Chloe and Peter both refer to the limitation on medical practitioners raising voluntary assisted dying as an end of life option with patients. Peter says that if a person is coming to him after they have been seen by a Care Navigator or VAD Liaison it is easier as he can speak directly about voluntary assisted dying, but for those that might approach him directly the conversation can be cumbersome and difficult.

Chloe says that this restriction means that the person may not be adequately informed. Chloe emphasises the importance of informed consent within the health system, and the requirement on medical practitioners to explore all options with a patient, noting this is not permissible under the legislation.

What advice would you give to medical practitioners considering adding voluntary assisted dying to their scope of practice?
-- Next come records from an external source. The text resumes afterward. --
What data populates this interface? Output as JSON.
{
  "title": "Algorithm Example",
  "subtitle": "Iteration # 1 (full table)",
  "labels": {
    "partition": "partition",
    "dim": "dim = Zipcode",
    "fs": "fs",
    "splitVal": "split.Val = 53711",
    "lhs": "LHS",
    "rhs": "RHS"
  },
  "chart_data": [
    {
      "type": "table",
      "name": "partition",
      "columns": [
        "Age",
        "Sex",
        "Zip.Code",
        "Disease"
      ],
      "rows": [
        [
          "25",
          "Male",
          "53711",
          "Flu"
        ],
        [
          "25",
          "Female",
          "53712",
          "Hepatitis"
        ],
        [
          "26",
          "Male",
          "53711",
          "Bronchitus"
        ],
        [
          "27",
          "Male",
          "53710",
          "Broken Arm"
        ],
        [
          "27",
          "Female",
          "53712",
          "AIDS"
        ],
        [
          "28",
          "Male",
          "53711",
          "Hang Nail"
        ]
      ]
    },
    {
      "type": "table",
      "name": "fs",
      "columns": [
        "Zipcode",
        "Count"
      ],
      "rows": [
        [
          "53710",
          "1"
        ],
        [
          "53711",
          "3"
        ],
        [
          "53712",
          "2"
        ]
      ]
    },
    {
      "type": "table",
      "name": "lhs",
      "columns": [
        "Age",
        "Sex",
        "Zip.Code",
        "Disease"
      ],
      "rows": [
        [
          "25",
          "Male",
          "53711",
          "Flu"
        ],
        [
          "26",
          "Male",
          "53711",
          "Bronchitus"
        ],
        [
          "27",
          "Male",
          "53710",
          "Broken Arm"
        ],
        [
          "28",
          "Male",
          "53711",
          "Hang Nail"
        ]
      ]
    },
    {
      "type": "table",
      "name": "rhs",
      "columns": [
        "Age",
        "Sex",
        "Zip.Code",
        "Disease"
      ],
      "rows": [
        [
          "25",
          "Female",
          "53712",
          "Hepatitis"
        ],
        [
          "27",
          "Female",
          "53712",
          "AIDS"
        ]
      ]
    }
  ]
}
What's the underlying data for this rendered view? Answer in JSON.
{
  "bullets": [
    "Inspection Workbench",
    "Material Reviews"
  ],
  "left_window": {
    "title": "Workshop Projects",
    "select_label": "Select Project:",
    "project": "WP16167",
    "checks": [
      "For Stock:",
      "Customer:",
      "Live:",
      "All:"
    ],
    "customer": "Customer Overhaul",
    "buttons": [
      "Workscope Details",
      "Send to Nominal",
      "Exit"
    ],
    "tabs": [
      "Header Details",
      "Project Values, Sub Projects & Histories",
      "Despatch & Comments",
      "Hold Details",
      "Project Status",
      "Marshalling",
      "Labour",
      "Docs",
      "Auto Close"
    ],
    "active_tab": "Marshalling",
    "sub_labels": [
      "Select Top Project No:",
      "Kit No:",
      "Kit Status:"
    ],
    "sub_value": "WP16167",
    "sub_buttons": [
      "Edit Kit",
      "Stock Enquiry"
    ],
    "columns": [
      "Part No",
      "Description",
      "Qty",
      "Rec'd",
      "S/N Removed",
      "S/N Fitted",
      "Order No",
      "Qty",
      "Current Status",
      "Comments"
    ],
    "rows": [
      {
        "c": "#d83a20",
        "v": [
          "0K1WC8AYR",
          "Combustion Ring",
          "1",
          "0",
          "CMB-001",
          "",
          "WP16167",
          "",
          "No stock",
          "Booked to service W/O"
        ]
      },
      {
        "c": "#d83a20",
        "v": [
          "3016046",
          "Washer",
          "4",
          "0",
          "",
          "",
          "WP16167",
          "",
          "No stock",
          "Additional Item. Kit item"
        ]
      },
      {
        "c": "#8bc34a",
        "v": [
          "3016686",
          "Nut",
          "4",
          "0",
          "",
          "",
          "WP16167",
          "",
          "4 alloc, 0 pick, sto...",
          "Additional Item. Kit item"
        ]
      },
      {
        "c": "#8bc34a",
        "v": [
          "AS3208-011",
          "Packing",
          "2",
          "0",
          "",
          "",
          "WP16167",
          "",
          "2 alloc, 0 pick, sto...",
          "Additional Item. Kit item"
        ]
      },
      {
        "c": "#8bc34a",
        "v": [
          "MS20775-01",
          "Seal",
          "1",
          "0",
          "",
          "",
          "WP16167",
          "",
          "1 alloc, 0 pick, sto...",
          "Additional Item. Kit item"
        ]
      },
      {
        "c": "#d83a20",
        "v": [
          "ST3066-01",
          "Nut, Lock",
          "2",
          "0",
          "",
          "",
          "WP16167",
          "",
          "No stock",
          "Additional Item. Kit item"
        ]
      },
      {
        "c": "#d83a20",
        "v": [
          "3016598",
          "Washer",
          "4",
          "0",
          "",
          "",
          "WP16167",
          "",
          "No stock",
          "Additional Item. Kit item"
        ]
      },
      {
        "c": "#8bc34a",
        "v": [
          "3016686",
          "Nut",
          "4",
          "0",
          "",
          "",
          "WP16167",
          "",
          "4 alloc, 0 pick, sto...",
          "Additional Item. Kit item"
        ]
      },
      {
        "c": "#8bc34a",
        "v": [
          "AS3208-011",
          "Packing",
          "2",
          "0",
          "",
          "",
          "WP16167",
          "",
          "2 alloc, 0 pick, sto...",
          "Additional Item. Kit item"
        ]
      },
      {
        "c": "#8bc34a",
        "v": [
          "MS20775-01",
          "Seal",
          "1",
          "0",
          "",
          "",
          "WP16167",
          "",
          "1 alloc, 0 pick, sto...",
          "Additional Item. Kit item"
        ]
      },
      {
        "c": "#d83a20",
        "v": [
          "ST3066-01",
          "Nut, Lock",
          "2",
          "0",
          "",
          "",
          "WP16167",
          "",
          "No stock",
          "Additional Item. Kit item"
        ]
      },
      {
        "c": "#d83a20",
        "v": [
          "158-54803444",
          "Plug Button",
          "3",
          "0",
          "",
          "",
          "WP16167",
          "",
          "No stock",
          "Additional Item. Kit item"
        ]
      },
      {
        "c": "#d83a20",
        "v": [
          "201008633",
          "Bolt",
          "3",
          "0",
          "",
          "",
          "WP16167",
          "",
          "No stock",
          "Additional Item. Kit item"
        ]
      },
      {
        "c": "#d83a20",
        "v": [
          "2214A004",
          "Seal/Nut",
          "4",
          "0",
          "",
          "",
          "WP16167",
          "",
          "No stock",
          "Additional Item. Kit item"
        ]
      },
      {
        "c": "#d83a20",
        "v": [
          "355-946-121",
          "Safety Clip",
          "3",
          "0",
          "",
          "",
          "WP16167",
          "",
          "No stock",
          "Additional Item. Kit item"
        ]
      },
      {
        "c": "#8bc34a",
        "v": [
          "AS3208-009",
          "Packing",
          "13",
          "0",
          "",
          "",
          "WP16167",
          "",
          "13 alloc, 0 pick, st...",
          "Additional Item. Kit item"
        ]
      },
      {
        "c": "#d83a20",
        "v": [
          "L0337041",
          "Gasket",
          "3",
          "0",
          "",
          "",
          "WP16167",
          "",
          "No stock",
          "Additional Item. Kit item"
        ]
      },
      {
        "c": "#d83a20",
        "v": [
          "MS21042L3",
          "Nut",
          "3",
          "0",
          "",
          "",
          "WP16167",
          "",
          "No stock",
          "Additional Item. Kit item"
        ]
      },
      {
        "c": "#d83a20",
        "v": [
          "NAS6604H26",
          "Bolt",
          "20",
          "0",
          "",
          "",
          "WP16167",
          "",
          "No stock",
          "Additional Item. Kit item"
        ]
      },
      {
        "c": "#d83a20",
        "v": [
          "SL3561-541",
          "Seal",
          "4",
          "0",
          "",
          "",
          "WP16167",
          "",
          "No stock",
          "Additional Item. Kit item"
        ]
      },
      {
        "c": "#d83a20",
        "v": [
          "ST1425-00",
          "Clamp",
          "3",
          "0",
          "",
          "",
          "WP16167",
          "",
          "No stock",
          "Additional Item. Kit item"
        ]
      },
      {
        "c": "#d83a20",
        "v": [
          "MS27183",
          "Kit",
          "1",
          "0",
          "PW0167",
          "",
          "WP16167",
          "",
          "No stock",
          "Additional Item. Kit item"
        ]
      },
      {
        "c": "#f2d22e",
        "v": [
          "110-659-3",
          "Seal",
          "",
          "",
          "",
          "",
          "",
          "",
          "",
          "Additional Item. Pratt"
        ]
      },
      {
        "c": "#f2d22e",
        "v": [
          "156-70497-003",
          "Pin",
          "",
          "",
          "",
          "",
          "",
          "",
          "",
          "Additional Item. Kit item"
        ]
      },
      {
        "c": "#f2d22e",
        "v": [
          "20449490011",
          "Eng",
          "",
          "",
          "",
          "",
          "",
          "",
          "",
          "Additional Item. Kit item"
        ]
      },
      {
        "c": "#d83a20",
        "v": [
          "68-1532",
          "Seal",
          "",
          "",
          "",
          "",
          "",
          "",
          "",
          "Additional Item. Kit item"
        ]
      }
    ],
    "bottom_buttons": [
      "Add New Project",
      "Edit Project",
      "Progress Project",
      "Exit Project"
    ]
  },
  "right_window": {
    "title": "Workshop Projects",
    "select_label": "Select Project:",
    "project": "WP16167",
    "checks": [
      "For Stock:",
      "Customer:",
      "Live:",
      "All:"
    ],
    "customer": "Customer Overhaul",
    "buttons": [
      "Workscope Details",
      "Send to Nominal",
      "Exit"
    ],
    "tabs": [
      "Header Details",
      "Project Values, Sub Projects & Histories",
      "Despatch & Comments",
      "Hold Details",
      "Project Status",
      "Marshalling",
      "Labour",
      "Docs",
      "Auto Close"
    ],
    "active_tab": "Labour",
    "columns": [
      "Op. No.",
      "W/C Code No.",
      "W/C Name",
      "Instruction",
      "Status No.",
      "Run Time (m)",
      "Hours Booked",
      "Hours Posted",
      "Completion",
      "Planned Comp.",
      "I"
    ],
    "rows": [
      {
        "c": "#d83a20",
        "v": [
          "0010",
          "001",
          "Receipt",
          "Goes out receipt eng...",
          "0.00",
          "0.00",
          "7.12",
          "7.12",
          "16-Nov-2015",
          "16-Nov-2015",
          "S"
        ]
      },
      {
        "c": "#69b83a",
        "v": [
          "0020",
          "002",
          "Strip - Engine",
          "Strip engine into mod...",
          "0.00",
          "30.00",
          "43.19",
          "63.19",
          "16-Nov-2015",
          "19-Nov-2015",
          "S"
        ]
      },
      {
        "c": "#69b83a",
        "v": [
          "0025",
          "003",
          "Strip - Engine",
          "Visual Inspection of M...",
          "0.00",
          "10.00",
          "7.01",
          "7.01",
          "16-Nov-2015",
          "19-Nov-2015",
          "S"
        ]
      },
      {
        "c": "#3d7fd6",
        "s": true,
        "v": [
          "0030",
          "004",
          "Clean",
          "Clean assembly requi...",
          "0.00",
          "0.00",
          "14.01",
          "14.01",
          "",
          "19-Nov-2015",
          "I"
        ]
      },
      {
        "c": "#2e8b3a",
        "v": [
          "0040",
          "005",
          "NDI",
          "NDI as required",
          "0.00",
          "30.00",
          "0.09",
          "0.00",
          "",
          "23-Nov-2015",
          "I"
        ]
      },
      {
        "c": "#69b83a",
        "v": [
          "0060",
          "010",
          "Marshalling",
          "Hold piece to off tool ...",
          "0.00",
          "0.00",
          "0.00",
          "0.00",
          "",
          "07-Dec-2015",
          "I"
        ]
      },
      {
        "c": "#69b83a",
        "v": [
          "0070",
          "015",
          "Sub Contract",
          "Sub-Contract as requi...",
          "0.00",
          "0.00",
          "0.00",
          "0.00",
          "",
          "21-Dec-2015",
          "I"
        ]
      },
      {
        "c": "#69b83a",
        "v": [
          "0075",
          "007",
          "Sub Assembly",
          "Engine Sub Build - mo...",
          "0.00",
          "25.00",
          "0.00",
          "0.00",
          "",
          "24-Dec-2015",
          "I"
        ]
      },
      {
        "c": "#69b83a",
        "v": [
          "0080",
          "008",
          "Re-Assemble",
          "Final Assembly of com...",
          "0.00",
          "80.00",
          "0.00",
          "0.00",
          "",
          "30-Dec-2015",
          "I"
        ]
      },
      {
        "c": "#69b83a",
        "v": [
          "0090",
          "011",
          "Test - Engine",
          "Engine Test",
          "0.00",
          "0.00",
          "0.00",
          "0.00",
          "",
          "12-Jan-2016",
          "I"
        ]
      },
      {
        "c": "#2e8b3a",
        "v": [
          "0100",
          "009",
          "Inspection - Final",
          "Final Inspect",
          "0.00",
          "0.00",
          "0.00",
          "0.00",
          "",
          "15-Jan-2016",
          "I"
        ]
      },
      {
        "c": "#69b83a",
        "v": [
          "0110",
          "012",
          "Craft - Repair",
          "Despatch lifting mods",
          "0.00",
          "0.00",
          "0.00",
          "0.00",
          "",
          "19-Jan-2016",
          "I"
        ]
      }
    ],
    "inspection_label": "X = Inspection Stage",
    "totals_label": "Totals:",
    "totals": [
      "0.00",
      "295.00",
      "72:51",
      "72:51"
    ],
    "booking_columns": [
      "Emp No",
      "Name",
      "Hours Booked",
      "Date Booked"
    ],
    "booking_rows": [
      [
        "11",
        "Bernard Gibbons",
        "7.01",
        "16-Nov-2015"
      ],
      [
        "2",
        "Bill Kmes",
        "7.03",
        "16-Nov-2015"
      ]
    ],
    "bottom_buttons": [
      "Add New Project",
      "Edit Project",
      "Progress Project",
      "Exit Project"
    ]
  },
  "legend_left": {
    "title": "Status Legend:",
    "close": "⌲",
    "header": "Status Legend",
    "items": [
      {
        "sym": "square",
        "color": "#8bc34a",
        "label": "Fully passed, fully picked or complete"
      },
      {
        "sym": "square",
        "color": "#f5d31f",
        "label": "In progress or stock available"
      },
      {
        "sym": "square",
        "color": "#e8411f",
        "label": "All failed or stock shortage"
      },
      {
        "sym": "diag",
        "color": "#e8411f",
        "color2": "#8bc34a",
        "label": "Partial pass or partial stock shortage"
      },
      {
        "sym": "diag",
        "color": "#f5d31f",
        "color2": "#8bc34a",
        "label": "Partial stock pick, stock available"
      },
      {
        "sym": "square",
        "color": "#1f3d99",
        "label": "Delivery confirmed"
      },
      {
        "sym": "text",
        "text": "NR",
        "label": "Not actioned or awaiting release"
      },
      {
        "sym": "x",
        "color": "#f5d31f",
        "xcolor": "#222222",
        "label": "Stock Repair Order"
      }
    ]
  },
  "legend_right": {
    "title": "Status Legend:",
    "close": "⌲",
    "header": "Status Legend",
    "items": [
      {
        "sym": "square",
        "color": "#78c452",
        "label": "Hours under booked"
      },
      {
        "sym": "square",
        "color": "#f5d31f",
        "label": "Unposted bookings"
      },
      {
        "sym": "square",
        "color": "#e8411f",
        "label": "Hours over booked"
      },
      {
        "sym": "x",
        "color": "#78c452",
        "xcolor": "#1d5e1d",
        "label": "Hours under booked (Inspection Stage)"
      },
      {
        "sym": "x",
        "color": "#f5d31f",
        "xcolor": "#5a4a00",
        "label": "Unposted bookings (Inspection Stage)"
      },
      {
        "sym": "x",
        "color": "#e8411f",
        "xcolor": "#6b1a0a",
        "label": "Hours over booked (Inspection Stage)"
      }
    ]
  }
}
Chloe says, ‘Do it, it might seem scary and strange to start with, but it is very rewarding.’ The assessment process gets shorter as you become familiar with the Voluntary Assisted Dying Clinical Portal and there are now Clinical Advisors here ready and willing to support new practitioners. Peter echoes this view and says that the support from the Care Navigators, Liaisons, Pharmacists, and the VAD Operations Team means that help and assistance is never far away.

Can you share your thoughts about the Community of Practice?

Chloe and Peter Co-Chair the Voluntary Assisted Dying Community of Practice in their role as Clinical Advisors. The Community of Practice is a safe place to share concerns and any learnings with a group of peers. It is an important forum to gain support and discuss difficult cases. It also offers the opportunity to take time to reflect on the important work and the relationships forming between the medical practitioners is supportive and proving to be very important.

Do you have any final thoughts you would like to share?

Chloe believes South Australia was set up well for voluntary assisted dying through the implementation process. There was extensive stakeholder engagement which meant a balanced view was always represented. Having committed clinicians available to support people to access voluntary assisted dying as an end of life choice is the foundation of a successful program.

The Review Board is grateful to Cuong, Carolyn, Chloe and Peter for sharing their thoughts, and recognises all clinicians involved in supporting people and commends them for the work they are doing to provide South Australians with this end of life choice.